5 Things from the TDB Rewatch: Acafellas
(I’m late this week, @todaydreambelievers
1. Finn is a better man than Will Schuester. This episode is the first time this giant boy-child CLEARLY was a better man than his teacher. Finn throughout acts like a leader, figuring out motivations, strategizing, and most importantly, bridging the divide between Rachel and the rest of the world. And the camera shows us that. When Rachel comes into the choir room with her apology cookies, I was struck by the clear divide in the room, the four originals sitting together, the 3 Cheerios, and Finn alone at the piano. He focuses on her entirely in that conversation, ceding ownership of the club to her. I’m not sure at this point that he’s quite aware of how drawn he is to her, but Quinn sure is.
He is empathetic. He really cares about Mr. Schu. Why? I think I will always puzzle over this. Maybe Finn just NEEDS a father figure. (I keep thinking about how he’s dressed in this episode, not in a rugby shirt, but in a dress shirt, mirroring Will a bit, especially in the scene where Will invites him to join the Acafellas.)
Or maybe he sees how fragile Will really is. Yes, it’s typical guy talk to say, “Of course he’s not coming back since you kicked him in the ‘nads,” but Finn is onto something.

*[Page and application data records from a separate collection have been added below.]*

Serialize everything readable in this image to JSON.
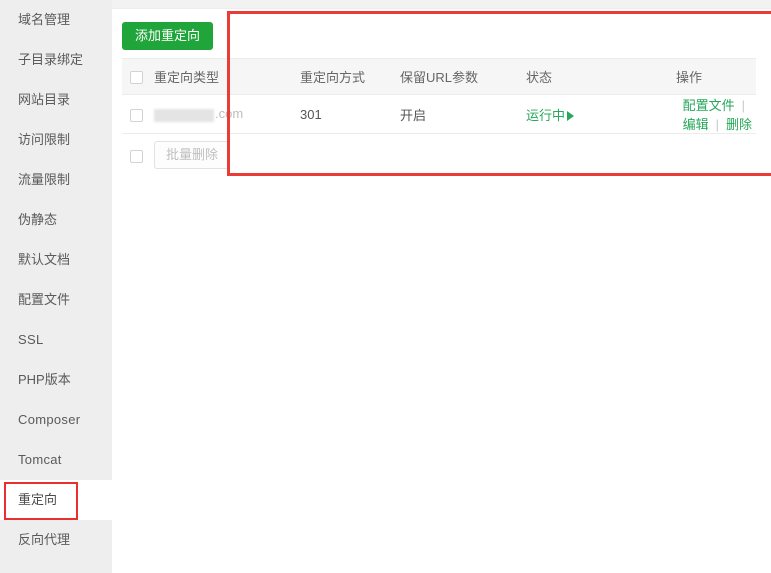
{
  "sidebar": {
    "items": [
      {
        "label": "域名管理",
        "active": false,
        "latin": false
      },
      {
        "label": "子目录绑定",
        "active": false,
        "latin": false
      },
      {
        "label": "网站目录",
        "active": false,
        "latin": false
      },
      {
        "label": "访问限制",
        "active": false,
        "latin": false
      },
      {
        "label": "流量限制",
        "active": false,
        "latin": false
      },
      {
        "label": "伪静态",
        "active": false,
        "latin": false
      },
      {
        "label": "默认文档",
        "active": false,
        "latin": false
      },
      {
        "label": "配置文件",
        "active": false,
        "latin": false
      },
      {
        "label": "SSL",
        "active": false,
        "latin": true
      },
      {
        "label": "PHP版本",
        "active": false,
        "latin": false
      },
      {
        "label": "Composer",
        "active": false,
        "latin": true
      },
      {
        "label": "Tomcat",
        "active": false,
        "latin": true
      },
      {
        "label": "重定向",
        "active": true,
        "latin": false
      },
      {
        "label": "反向代理",
        "active": false,
        "latin": false
      }
    ]
  },
  "toolbar": {
    "add_label": "添加重定向"
  },
  "table": {
    "headers": {
      "checkbox": "select-all",
      "type": "重定向类型",
      "mode": "重定向方式",
      "keep_url": "保留URL参数",
      "status": "状态",
      "operations": "操作"
    },
    "rows": [
      {
        "domain_redacted": true,
        "domain_suffix": ".com",
        "mode": "301",
        "keep_url": "开启",
        "status": "运行中",
        "status_icon": "play-triangle-icon",
        "ops": [
          {
            "label": "配置文件"
          },
          {
            "label": "编辑"
          },
          {
            "label": "删除"
          }
        ],
        "op_separator": "|"
      }
    ]
  },
  "footer": {
    "batch_delete_label": "批量删除"
  },
  "annotations": {
    "panel_box_color": "#ea3b36",
    "nav_box_color": "#e8302f"
  },
  "colors": {
    "primary_green": "#20a53a",
    "link_green": "#26a75a",
    "sidebar_bg": "#eeeeee",
    "header_bg": "#f6f6f6"
  }
}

He is people smart. He correctly diagnoses Mr. Schue’s issue. He shouldn’t lay all the responsibility at Rachel’s feet, but he’s not wrong. Schue is retreating into this childish dream because he’s afraid to face the awesome responsibility of fatherhood.

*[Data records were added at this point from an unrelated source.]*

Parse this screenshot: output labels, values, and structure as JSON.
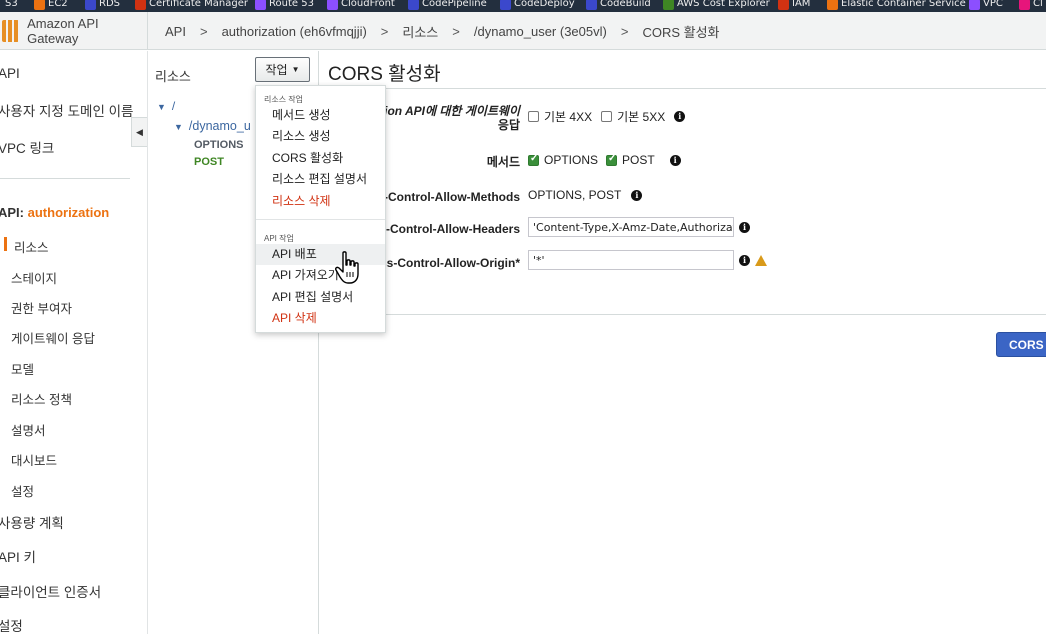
{
  "bookmarks": [
    {
      "label": "S3",
      "color": "#569a31"
    },
    {
      "label": "EC2",
      "color": "#ec7211"
    },
    {
      "label": "RDS",
      "color": "#3b48cc"
    },
    {
      "label": "Certificate Manager",
      "color": "#d13212"
    },
    {
      "label": "Route 53",
      "color": "#8c4fff"
    },
    {
      "label": "CloudFront",
      "color": "#8c4fff"
    },
    {
      "label": "CodePipeline",
      "color": "#3b48cc"
    },
    {
      "label": "CodeDeploy",
      "color": "#3b48cc"
    },
    {
      "label": "CodeBuild",
      "color": "#3b48cc"
    },
    {
      "label": "AWS Cost Explorer",
      "color": "#3f8624"
    },
    {
      "label": "IAM",
      "color": "#d13212"
    },
    {
      "label": "Elastic Container Service",
      "color": "#ec7211"
    },
    {
      "label": "VPC",
      "color": "#8c4fff"
    },
    {
      "label": "Cl",
      "color": "#e7157b"
    }
  ],
  "header": {
    "brand": "Amazon API Gateway",
    "breadcrumb": [
      "API",
      "authorization (eh6vfmqjji)",
      "리소스",
      "/dynamo_user (3e05vl)",
      "CORS 활성화"
    ]
  },
  "leftnav": {
    "top_items": [
      "API",
      "사용자 지정 도메인 이름",
      "VPC 링크"
    ],
    "api_prefix": "API:",
    "api_name": "authorization",
    "sub_items": [
      "리소스",
      "스테이지",
      "권한 부여자",
      "게이트웨이 응답",
      "모델",
      "리소스 정책",
      "설명서",
      "대시보드",
      "설정"
    ],
    "bottom_items": [
      "사용량 계획",
      "API 키",
      "클라이언트 인증서",
      "설정"
    ]
  },
  "resources": {
    "title": "리소스",
    "actions_label": "작업",
    "tree_root": "/",
    "tree_child": "/dynamo_u",
    "methods": [
      {
        "label": "OPTIONS",
        "color": "#545b64"
      },
      {
        "label": "POST",
        "color": "#3f8624"
      }
    ]
  },
  "dropdown": {
    "group1_label": "리소스 작업",
    "group1_items": [
      {
        "label": "메서드 생성",
        "danger": false
      },
      {
        "label": "리소스 생성",
        "danger": false
      },
      {
        "label": "CORS 활성화",
        "danger": false
      },
      {
        "label": "리소스 편집 설명서",
        "danger": false
      },
      {
        "label": "리소스 삭제",
        "danger": true
      }
    ],
    "group2_label": "API 작업",
    "group2_items": [
      {
        "label": "API 배포",
        "danger": false
      },
      {
        "label": "API 가져오기",
        "danger": false
      },
      {
        "label": "API 편집 설명서",
        "danger": false
      },
      {
        "label": "API 삭제",
        "danger": true
      }
    ]
  },
  "main": {
    "title": "CORS 활성화",
    "gateway_label_1": "ation API에 대한 게이트웨이",
    "gateway_label_2": "응답",
    "gateway_4xx": "기본 4XX",
    "gateway_5xx": "기본 5XX",
    "methods_label": "메서드",
    "method_options": "OPTIONS",
    "method_post": "POST",
    "allow_methods_label": "-Control-Allow-Methods",
    "allow_methods_value": "OPTIONS, POST",
    "allow_headers_label": "s-Control-Allow-Headers",
    "allow_headers_value": "'Content-Type,X-Amz-Date,Authorization",
    "allow_origin_label": "ss-Control-Allow-Origin*",
    "allow_origin_value": "'*'",
    "cors_button": "CORS"
  }
}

It’s the little things with Finn–and with Cory’s portrayal of him. He is very intentionally setting him up as an alternative to the “winning is everything” attitude of McKinley, at least when it comes to music. Like his confused “Since when?” reply to the insistence that Glee is about winning (at base, it really really isn’t). Or his reminder to Will, who as usual, is projecting his insecurities onto him, that he’s not quitting because he’s a failure, but because “It’s just not fun anymore.” Glee is about opening yourself to joy, after all.